Physics Stack Exchange is a question and answer site for active researchers, academics and students of physics. It's 100% free, no registration required.

Does wave-function collapse cause the entropy of the atom (ie. the sub-atomic particle system that makes up the atom) to increase?

share|improve this question
    
It does. W.f. collapse means that you've made a measurement so the environment (e.g an emitted photon) has info about the internal state. Tracing out the environment leaves the atom in an entropyful mixed state –  Slaviks May 10 '13 at 4:33
    
And if you do postselection instead of a trace (ie detect and measure the photon) you can prepare a pure state with $ S=0 $ –  Slaviks May 10 '13 at 4:39

1 Answer 1

Disclaimer. I'm not sure it even makes sense to talk about changes in entropy of systems that undergo wavefunction collapse unless one also includes the measuring apparatus as part of the system.

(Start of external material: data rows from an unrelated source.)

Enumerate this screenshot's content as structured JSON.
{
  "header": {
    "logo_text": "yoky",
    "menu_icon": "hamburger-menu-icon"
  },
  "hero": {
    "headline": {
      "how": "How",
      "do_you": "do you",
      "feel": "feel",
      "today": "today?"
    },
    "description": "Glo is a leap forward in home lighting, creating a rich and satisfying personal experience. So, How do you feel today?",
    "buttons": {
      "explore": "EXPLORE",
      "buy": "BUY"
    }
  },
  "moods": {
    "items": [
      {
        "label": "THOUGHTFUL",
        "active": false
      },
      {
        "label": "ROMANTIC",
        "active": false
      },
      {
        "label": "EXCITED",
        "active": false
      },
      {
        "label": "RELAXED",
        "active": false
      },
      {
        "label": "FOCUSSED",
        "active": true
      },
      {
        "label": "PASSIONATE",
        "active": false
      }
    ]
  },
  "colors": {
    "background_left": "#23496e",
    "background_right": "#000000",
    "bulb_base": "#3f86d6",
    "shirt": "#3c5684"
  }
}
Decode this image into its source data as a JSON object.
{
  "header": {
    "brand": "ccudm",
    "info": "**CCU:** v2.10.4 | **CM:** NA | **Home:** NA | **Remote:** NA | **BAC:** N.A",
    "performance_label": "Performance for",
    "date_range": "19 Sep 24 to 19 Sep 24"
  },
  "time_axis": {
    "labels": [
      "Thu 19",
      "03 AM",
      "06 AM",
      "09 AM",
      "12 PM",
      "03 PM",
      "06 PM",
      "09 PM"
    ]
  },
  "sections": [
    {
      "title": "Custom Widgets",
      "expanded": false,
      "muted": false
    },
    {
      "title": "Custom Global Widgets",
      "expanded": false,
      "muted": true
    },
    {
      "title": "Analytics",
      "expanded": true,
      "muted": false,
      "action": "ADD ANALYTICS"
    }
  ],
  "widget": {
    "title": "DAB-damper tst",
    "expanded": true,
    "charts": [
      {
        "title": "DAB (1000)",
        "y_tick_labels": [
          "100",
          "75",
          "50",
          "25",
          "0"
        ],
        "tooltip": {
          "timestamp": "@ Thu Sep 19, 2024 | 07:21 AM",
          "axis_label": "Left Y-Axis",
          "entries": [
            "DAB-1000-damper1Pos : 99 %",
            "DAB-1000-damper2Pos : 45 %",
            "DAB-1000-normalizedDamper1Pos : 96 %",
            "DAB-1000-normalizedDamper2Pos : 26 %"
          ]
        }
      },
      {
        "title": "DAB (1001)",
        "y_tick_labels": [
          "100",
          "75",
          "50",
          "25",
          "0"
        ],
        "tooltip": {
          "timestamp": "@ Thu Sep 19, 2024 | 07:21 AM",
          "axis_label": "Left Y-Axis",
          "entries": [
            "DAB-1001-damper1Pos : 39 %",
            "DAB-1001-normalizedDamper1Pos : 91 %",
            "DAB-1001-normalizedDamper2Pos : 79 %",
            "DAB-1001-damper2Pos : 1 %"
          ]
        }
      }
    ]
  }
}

Having said this, here are my two cents that I hope are informative:

The (von-Neumann) entropy of a quantum system prepared in a state (density operator) is defined as $$ S(\rho) = -k_B\mathrm {tr}(\rho\ln\rho) $$ Where $k_B$ is Boltzmann's constant. In particular, If a quantum system is described by a pure state (the notion of state as an element of a Hilbert space that you learn when you start out in QM), then its entropy is zero. As a result, if you prepare an atom such that its quantum state is pure, then its entropy will not depend on which pure state it is prepared in. For example, whether it's prepared in an energy eigenstate, or a linear combination of energy eigenstates, its entropy after being prepared in any pure state will be zero.

In this sense, perhaps it can be said that the entropy of an atom that collapses from one pure state to another via projective measuement does not change.

In order for the entropy of a quantum system consisting of an atom to be greater than zero, you would have to prepare the atom in a statistical mixture of pure states. For example, you could envision coupling a large sample of atoms to a heat bath.

share|improve this answer
1  
Given that I included approximately a million disclaimers in this response specifically so as to avoid confusion but nonetheless attempt to offer something informative, I'm curious to know: what warranted a downvote? –  joshphysics Mar 10 '13 at 23:10
    
Unexplained downvotes ought to be forbidden. The person who answers sticks their necks out but the people who downvote get to be anonymous. Doesn't seem fair. –  Paul J. Gans May 10 '13 at 2:15
    
@PaulJ.Gans I agree. I also think that downvoting without a comment robs the general community of a potentially enlightening dialog. –  joshphysics May 10 '13 at 2:39

Your Answer

 
discard

By posting your answer, you agree to the privacy policy and terms of service.

Not the answer you're looking for? Browse other questions tagged or ask your own question.